What's a Drawloom?
It took me until I sat down and wove on one to really understand what a drawloom is, and how it works. The big picture is that it is a device that you add to a loom that allows you to pick up sets of warp ends in a pattern that then translates to a pattern in the woven cloth. Then you get down to the details.
There are two major types of drawloom devices. The first is the shaft drawloom, which combines the pick up threads onto shafts that are raised by the weaver to make patterns. This can let you make cool repeating patterns much easier than the second type, the single unit drawloom. With this type of drawloom, the weaver controls each small group of pattern threads individually. This allows for fine detail and non-repeating patterns. You can also buy a "combination" drawloom that merges the two together, letting you weave individually or in set groups as the design requires.
The drawloom achieves its effect through the use of two harnesses (set of shafts) and long eyed heddles on the front shafts. The pattern rises on the shafts on the back harness, then the front harness shafts manipulate those threads AND all the rest of the ground cloth (any threads not raised by the pattern shafts), raising some, lowering others, to create a stable cloth.

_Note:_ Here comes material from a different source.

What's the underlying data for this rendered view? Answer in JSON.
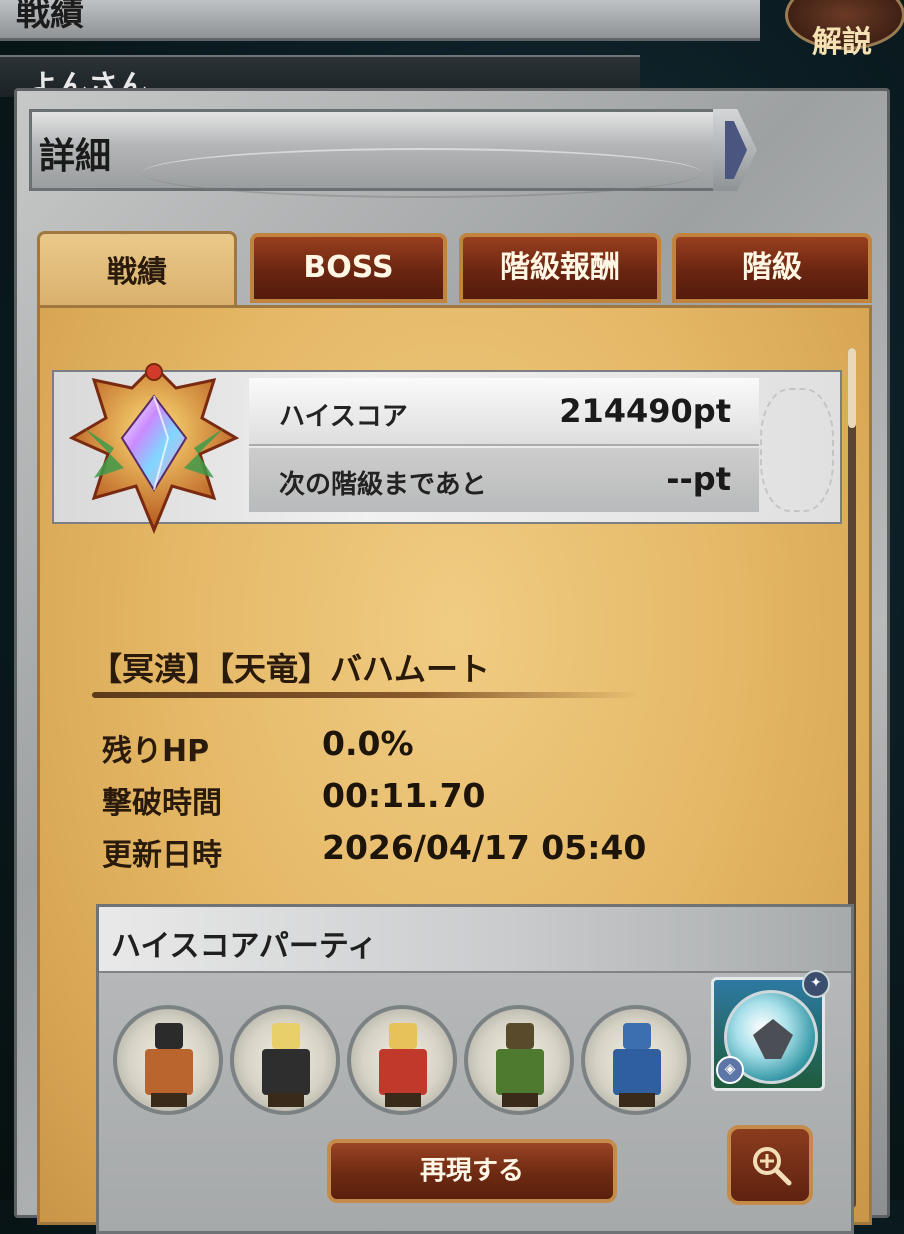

I'll make a movie of it sometime, because it's really not as complicated as it sounds.
The tiger weaving was my first attempt as using a drawloom ... I did not completely realize how much I had bitten off! Luckily, weaving on a drawloom is fairly straightforward. You raise the pattern units, then you treadle one sequence (for example, for a six thread damask, I would treadle 1, 2, 3, 4, 5, 6), creating one row of pattern/background. Then, you change the pick up pattern with the drawloom and weave through your treadles again. And ... repeat.